One way to mitigate the pathology of random frees is to defer the update of the bitmaps or B-trees, and instead keep a list of recently freed blocks. When this deferred free list reaches a certain size, it can be sorted, in memory, and then freed to the underlying bitmaps or B-trees with somewhat better locality. Not ideal, but it helps.
But what if we went further?
Space maps: log-structured free lists
Recall that log-structured filesystems long ago posed this question: what if, instead of periodically folding a transaction log back into the filesystem, we made the transaction log be the filesystem?
Well, the same question could be asked of our deferred free list: what if, instead of folding it into a bitmap or B-tree, we made the deferred free list be the free space representation?

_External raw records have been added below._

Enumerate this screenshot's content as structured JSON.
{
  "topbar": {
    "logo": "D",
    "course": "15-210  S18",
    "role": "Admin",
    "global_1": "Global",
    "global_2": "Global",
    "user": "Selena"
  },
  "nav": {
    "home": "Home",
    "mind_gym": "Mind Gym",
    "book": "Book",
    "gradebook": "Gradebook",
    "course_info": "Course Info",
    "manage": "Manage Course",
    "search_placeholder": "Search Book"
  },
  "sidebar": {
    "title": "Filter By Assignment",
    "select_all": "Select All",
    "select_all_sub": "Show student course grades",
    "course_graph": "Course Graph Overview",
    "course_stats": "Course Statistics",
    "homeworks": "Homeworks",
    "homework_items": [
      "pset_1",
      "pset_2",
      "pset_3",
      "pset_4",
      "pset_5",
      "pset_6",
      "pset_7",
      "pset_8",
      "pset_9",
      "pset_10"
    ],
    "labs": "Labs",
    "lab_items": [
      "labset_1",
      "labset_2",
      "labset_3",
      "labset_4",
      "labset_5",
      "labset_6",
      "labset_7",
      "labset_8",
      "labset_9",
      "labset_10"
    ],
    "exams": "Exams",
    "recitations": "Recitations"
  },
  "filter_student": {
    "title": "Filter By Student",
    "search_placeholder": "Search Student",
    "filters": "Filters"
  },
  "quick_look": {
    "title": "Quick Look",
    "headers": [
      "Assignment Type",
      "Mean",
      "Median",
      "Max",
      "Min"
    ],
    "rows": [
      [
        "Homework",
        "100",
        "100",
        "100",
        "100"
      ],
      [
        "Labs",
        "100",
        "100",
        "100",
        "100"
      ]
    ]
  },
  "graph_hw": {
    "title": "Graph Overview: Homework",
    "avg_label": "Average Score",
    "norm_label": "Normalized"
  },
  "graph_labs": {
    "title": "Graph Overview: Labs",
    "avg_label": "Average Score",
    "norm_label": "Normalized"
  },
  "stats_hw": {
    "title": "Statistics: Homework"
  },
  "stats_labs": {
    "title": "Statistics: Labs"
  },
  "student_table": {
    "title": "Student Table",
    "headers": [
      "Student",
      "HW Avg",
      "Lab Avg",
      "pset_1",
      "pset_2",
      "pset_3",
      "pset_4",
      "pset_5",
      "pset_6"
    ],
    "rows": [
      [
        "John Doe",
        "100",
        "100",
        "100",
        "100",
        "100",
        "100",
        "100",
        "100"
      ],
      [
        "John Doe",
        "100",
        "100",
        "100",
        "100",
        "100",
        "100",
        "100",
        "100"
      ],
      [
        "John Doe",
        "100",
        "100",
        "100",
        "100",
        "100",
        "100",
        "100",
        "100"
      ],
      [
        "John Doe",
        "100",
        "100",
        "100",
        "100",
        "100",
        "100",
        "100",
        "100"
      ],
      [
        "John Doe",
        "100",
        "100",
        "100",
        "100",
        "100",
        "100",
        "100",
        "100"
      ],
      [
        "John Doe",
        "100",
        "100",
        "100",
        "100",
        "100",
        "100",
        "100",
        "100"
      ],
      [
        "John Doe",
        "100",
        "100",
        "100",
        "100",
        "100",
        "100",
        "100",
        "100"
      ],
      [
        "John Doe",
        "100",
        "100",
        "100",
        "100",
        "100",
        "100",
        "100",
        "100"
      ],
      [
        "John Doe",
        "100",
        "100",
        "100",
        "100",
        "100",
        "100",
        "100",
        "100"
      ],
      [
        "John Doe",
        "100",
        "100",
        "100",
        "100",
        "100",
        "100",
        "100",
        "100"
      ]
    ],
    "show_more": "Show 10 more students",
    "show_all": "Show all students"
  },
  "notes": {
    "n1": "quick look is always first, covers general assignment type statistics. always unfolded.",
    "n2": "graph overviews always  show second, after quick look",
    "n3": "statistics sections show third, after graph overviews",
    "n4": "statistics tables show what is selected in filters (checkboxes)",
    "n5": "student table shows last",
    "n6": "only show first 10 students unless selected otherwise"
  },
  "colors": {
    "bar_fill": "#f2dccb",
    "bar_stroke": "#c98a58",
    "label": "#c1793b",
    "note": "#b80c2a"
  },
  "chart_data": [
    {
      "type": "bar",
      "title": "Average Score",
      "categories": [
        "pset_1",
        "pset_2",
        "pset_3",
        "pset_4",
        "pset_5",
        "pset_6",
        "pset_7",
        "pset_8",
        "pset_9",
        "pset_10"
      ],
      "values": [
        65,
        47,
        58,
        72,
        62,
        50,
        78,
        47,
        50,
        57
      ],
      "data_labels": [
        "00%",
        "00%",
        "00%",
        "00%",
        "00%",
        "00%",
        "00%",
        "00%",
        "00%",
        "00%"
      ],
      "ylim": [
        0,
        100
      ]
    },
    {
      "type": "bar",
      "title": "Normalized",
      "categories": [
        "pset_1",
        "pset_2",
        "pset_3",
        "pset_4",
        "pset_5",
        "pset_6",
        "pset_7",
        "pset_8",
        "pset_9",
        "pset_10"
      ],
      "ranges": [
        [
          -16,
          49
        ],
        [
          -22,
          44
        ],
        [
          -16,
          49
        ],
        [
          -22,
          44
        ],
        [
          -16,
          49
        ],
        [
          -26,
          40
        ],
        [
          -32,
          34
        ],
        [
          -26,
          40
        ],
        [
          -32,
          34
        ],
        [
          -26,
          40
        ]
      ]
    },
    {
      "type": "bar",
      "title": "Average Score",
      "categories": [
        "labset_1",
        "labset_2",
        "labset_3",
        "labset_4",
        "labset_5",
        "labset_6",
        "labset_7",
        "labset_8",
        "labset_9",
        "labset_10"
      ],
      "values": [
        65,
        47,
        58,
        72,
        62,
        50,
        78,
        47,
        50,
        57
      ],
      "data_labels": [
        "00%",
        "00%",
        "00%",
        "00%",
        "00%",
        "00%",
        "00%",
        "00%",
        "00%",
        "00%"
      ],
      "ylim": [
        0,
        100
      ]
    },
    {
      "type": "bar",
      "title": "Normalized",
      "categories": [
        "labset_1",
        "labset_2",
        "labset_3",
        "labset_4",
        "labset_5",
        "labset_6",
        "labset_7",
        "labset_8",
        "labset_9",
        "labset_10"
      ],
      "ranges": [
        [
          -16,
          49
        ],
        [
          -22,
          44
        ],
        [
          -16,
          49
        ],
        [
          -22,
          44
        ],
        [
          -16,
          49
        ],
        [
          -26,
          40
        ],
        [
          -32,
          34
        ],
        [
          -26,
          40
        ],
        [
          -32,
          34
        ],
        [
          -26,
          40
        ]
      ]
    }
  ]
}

That is precisely what ZFS does. ZFS divides the space on each virtual device into a few hundred regions called metaslabs. Each metaslab has an associated space map, which describes that metaslab's free space. The space map is simply a log of allocations and frees, in time order. Space maps make random frees just as efficient as sequential frees, because regardless of which extent is being freed, it's represented on disk by appending the extent (a couple of integers) to the space map object -- and appends have perfect locality. Allocations, similarly, are represented on disk as extents appended to the space map object (with, of course, a bit set indicating that it's an allocation, not a free).
When ZFS decides to allocate blocks from a particular metaslab, it first reads that metaslab's space map from disk and replays the allocations and frees into an in-memory AVL tree of free space, sorted by offset. This yields a compact in-memory representation of free space that supports efficient allocation of contiguous space. ZFS also takes this opportunity to condense the space map: if there are many allocation-free pairs that cancel out, ZFS replaces the on-disk space map with the smaller in-memory version.
Space maps have several nice properties:
- They don't require initialization: a space map with no entries indicates that there have been no allocations and no frees, so all space is free.
- They scale: because space maps are append-only, only the last block of the space map object needs to be in memory to ensure excellent performance, no matter how much space is being managed.
- They have no pathologies: space maps are efficient to update regardless of the pattern of allocations and frees.
- They are equally efficient at finding free space whether the pool is empty or full (unlike bitmaps, which take longer to scan as they fill up).
Finally, note that when a space map is completely full, it is represented by a single extent. Space maps therefore have the appealing property that as your storage pool approaches 100% full, the space maps start to evaporate, thus making every last drop of disk space available to hold useful information.